> **Requirement**: Where in the entries below does "then" appear? Copy every line that has it.

> **Given data**:
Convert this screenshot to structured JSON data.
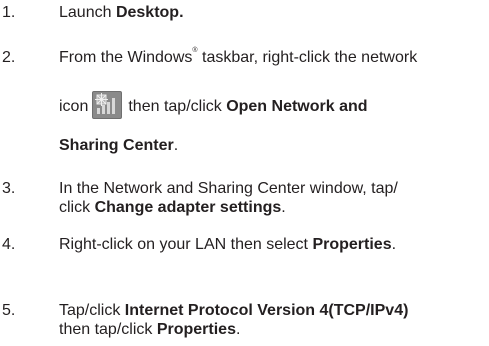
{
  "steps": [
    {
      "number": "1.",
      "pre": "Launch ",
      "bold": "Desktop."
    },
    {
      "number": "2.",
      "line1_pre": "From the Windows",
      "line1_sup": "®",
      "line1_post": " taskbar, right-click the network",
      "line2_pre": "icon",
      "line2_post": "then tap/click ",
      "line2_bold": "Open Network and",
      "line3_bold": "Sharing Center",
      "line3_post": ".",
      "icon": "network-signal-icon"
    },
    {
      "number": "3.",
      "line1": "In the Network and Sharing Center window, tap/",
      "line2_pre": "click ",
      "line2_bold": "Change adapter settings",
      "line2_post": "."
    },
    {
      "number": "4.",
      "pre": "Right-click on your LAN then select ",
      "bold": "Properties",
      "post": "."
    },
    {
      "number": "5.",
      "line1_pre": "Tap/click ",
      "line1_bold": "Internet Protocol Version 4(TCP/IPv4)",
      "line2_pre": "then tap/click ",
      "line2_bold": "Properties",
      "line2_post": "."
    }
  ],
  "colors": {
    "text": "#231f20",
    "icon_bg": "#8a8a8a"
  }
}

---

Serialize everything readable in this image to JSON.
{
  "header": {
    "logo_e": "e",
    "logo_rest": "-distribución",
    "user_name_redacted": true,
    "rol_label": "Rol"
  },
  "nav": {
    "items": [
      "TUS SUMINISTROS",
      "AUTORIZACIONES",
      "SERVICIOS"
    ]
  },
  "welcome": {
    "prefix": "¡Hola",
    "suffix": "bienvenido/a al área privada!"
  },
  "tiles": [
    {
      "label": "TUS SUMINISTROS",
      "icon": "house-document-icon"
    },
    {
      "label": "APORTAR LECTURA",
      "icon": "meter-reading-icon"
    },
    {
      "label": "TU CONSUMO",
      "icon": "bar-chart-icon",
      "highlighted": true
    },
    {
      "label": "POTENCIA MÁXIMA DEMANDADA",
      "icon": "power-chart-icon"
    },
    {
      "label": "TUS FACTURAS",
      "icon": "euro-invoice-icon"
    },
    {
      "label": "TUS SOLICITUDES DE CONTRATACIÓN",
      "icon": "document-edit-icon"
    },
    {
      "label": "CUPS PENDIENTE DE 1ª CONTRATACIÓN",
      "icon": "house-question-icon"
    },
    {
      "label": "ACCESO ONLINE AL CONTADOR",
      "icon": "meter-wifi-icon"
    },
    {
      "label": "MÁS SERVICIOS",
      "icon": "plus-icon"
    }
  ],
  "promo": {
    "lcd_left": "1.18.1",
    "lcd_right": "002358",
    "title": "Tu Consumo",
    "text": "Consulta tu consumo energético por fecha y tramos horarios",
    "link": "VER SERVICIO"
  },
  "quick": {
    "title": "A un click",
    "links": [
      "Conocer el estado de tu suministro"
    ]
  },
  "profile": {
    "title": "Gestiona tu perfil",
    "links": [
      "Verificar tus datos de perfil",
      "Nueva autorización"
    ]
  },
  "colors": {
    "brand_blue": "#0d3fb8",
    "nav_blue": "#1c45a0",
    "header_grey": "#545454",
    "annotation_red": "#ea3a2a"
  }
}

> **Response area**:
      "line2_post": "then tap/click ",
      "pre": "Right-click on your LAN then select ",
      "line2_pre": "then tap/click ",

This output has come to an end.